[Your objective]
If a line below contains the word "jeans", count it; give only the total.

§

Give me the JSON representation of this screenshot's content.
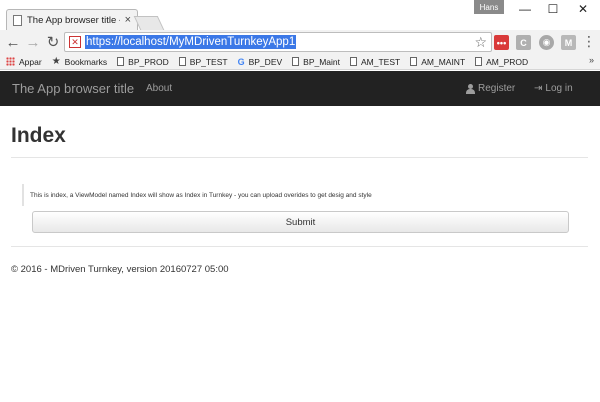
{
  "browser": {
    "tab_title": "The App browser title - M",
    "tab_close": "×",
    "profile_name": "Hans",
    "window": {
      "minimize": "—",
      "maximize": "☐",
      "close": "✕"
    },
    "address": "https://localhost/MyMDrivenTurnkeyApp1",
    "security_mark": "✕",
    "extensions": [
      "•••",
      "C",
      "◉",
      "M"
    ],
    "bookmarks": {
      "apps_label": "Appar",
      "bookmarks_label": "Bookmarks",
      "items": [
        "BP_PROD",
        "BP_TEST",
        "BP_DEV",
        "BP_Maint",
        "AM_TEST",
        "AM_MAINT",
        "AM_PROD"
      ],
      "more": "»"
    }
  },
  "navbar": {
    "brand": "The App browser title",
    "about": "About",
    "register": "Register",
    "login": "Log in"
  },
  "page": {
    "title": "Index",
    "note": "This is index, a ViewModel named Index will show as Index in Turnkey - you can upload overides to get desig and style",
    "submit_label": "Submit",
    "footer": "© 2016 - MDriven Turnkey, version 20160727 05:00"
  },
  "colors": {
    "navbar_bg": "#222222",
    "navbar_text": "#9d9d9d",
    "url_highlight": "#3b78e7"
  }
}
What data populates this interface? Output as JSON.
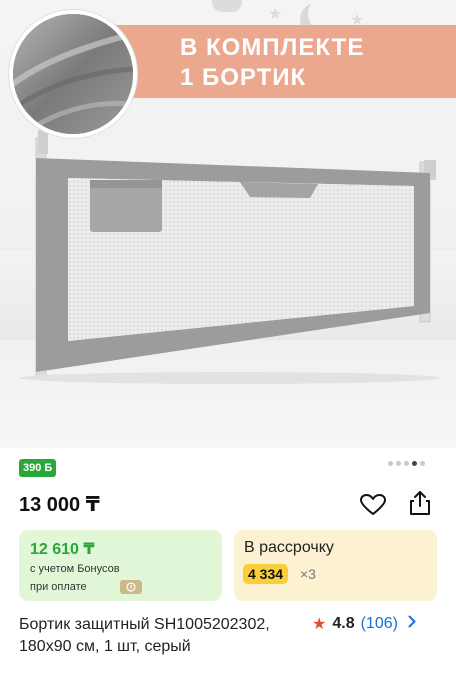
{
  "product_image": {
    "banner_line1": "В КОМПЛЕКТЕ",
    "banner_line2": "1 БОРТИК",
    "banner_color": "#eba88f"
  },
  "gallery": {
    "bonus_badge": "390 Б",
    "dots_total": 5,
    "active_dot": 4
  },
  "price": {
    "main": "13 000 ₸"
  },
  "actions": {
    "favorite_icon": "heart-icon",
    "share_icon": "share-icon"
  },
  "bonus_card": {
    "amount": "12 610 ₸",
    "line1": "с учетом Бонусов",
    "line2": "при оплате",
    "background": "#e2f7d7",
    "accent": "#2aa63a"
  },
  "installment_card": {
    "label": "В рассрочку",
    "amount": "4 334",
    "multiplier": "×3",
    "background": "#fcf2d2",
    "pill_color": "#f8cf3b"
  },
  "product": {
    "title": "Бортик защитный SH1005202302, 180х90 см, 1 шт, серый",
    "rating": "4.8",
    "reviews": "(106)",
    "star_color": "#e24a3a",
    "link_color": "#1d6fd6"
  }
}
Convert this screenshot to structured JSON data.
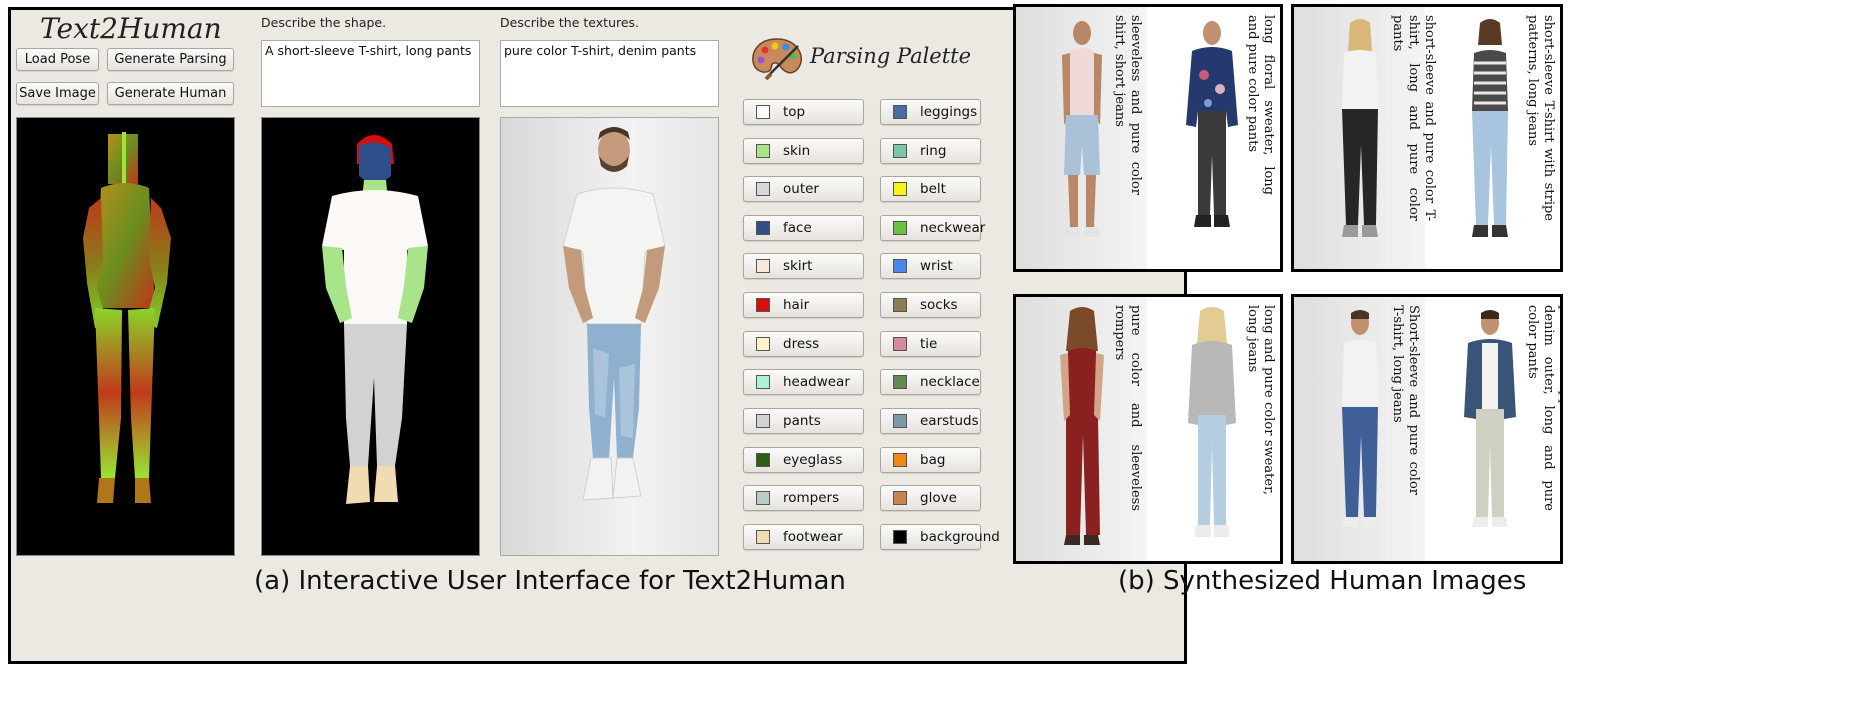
{
  "app": {
    "title": "Text2Human",
    "buttons": {
      "load_pose": "Load Pose",
      "generate_parsing": "Generate Parsing",
      "save_image": "Save Image",
      "generate_human": "Generate Human"
    },
    "shape_label": "Describe the shape.",
    "shape_value": "A short-sleeve T-shirt, long pants",
    "texture_label": "Describe the textures.",
    "texture_value": "pure color T-shirt, denim pants",
    "palette_title": "Parsing Palette",
    "palette_left": [
      {
        "label": "top",
        "color": "#fbfbfb"
      },
      {
        "label": "skin",
        "color": "#a8e48a"
      },
      {
        "label": "outer",
        "color": "#d7d7d7"
      },
      {
        "label": "face",
        "color": "#2e4f8a"
      },
      {
        "label": "skirt",
        "color": "#f7e9dc"
      },
      {
        "label": "hair",
        "color": "#d80d0d"
      },
      {
        "label": "dress",
        "color": "#fcf5c9"
      },
      {
        "label": "headwear",
        "color": "#a9f3d3"
      },
      {
        "label": "pants",
        "color": "#d2d2d2"
      },
      {
        "label": "eyeglass",
        "color": "#2f5d14"
      },
      {
        "label": "rompers",
        "color": "#b7cdc6"
      },
      {
        "label": "footwear",
        "color": "#f0dcb0"
      }
    ],
    "palette_right": [
      {
        "label": "leggings",
        "color": "#4b6c9e"
      },
      {
        "label": "ring",
        "color": "#7bc7a5"
      },
      {
        "label": "belt",
        "color": "#f6f21a"
      },
      {
        "label": "neckwear",
        "color": "#6cc23f"
      },
      {
        "label": "wrist",
        "color": "#4a86e8"
      },
      {
        "label": "socks",
        "color": "#8c7d52"
      },
      {
        "label": "tie",
        "color": "#d88a9a"
      },
      {
        "label": "necklace",
        "color": "#5e8a52"
      },
      {
        "label": "earstuds",
        "color": "#7d9aa6"
      },
      {
        "label": "bag",
        "color": "#ec8a12"
      },
      {
        "label": "glove",
        "color": "#c8844c"
      },
      {
        "label": "background",
        "color": "#000000"
      }
    ]
  },
  "caption_a": "(a) Interactive User Interface for Text2Human",
  "caption_b": "(b) Synthesized Human Images",
  "samples": [
    "sleeveless and pure color shirt, short jeans",
    "long floral sweater, long and pure color pants",
    "short-sleeve and pure color T-shirt, long and pure color pants",
    "short-sleeve T-shirt with stripe patterns, long jeans",
    "pure color and sleeveless rompers",
    "long and pure color sweater, long jeans",
    "Short-sleeve and pure color T-shirt, long jeans",
    "pure color upper clothes with denim outer, long and pure color pants"
  ]
}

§

[Result of the exercise]
4